◆ TASK ◆
Could you write out all of the data again, word for word?

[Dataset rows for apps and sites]

-- -- --

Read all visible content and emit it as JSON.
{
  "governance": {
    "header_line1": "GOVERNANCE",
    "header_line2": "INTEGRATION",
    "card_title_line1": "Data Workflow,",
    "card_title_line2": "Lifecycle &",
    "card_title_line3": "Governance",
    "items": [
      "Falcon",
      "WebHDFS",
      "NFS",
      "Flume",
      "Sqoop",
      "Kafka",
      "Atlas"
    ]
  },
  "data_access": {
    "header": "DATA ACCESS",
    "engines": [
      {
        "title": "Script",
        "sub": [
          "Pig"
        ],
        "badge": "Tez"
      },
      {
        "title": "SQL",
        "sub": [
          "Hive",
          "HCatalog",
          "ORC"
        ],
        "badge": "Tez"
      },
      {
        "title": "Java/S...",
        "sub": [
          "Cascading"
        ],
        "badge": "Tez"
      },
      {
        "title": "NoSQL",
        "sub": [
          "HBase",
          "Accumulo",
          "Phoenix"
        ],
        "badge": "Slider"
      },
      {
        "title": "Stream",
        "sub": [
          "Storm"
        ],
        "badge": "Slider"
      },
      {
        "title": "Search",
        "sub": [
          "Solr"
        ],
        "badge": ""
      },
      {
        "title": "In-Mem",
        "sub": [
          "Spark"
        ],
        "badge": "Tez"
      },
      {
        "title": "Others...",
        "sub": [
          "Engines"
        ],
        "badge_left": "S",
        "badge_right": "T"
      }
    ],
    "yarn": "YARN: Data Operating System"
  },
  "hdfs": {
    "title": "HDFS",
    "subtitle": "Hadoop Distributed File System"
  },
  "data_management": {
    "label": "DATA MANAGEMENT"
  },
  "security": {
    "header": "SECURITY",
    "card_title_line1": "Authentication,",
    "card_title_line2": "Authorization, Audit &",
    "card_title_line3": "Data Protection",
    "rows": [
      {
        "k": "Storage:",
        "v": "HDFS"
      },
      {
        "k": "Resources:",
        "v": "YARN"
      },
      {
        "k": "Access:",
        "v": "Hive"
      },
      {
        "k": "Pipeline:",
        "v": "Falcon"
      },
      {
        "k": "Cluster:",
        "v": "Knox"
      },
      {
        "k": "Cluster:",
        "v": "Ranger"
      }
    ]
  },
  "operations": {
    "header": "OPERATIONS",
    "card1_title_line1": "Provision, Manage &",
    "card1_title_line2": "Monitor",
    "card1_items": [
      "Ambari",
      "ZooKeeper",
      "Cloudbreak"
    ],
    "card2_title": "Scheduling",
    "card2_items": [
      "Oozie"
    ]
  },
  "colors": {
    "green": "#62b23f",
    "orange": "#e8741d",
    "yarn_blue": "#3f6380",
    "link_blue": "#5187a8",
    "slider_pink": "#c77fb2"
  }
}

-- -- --

◆ OUTPUT FOR THIS EXERCISE ◆
Read all visible content and emit it as JSON.
{
  "governance": {
    "header_line1": "GOVERNANCE",
    "header_line2": "INTEGRATION",
    "card_title_line1": "Data Workflow,",
    "card_title_line2": "Lifecycle &",
    "card_title_line3": "Governance",
    "items": [
      "Falcon",
      "WebHDFS",
      "NFS",
      "Flume",
      "Sqoop",
      "Kafka",
      "Atlas"
    ]
  },
  "data_access": {
    "header": "DATA ACCESS",
    "engines": [
      {
        "title": "Script",
        "sub": [
          "Pig"
        ],
        "badge": "Tez"
      },
      {
        "title": "SQL",
        "sub": [
          "Hive",
          "HCatalog",
          "ORC"
        ],
        "badge": "Tez"
      },
      {
        "title": "Java/S...",
        "sub": [
          "Cascading"
        ],
        "badge": "Tez"
      },
      {
        "title": "NoSQL",
        "sub": [
          "HBase",
          "Accumulo",
          "Phoenix"
        ],
        "badge": "Slider"
      },
      {
        "title": "Stream",
        "sub": [
          "Storm"
        ],
        "badge": "Slider"
      },
      {
        "title": "Search",
        "sub": [
          "Solr"
        ],
        "badge": ""
      },
      {
        "title": "In-Mem",
        "sub": [
          "Spark"
        ],
        "badge": "Tez"
      },
      {
        "title": "Others...",
        "sub": [
          "Engines"
        ],
        "badge_left": "S",
        "badge_right": "T"
      }
    ],
    "yarn": "YARN: Data Operating System"
  },
  "hdfs": {
    "title": "HDFS",
    "subtitle": "Hadoop Distributed File System"
  },
  "data_management": {
    "label": "DATA MANAGEMENT"
  },
  "security": {
    "header": "SECURITY",
    "card_title_line1": "Authentication,",
    "card_title_line2": "Authorization, Audit &",
    "card_title_line3": "Data Protection",
    "rows": [
      {
        "k": "Storage:",
        "v": "HDFS"
      },
      {
        "k": "Resources:",
        "v": "YARN"
      },
      {
        "k": "Access:",
        "v": "Hive"
      },
      {
        "k": "Pipeline:",
        "v": "Falcon"
      },
      {
        "k": "Cluster:",
        "v": "Knox"
      },
      {
        "k": "Cluster:",
        "v": "Ranger"
      }
    ]
  },
  "operations": {
    "header": "OPERATIONS",
    "card1_title_line1": "Provision, Manage &",
    "card1_title_line2": "Monitor",
    "card1_items": [
      "Ambari",
      "ZooKeeper",
      "Cloudbreak"
    ],
    "card2_title": "Scheduling",
    "card2_items": [
      "Oozie"
    ]
  },
  "colors": {
    "green": "#62b23f",
    "orange": "#e8741d",
    "yarn_blue": "#3f6380",
    "link_blue": "#5187a8",
    "slider_pink": "#c77fb2"
  }
}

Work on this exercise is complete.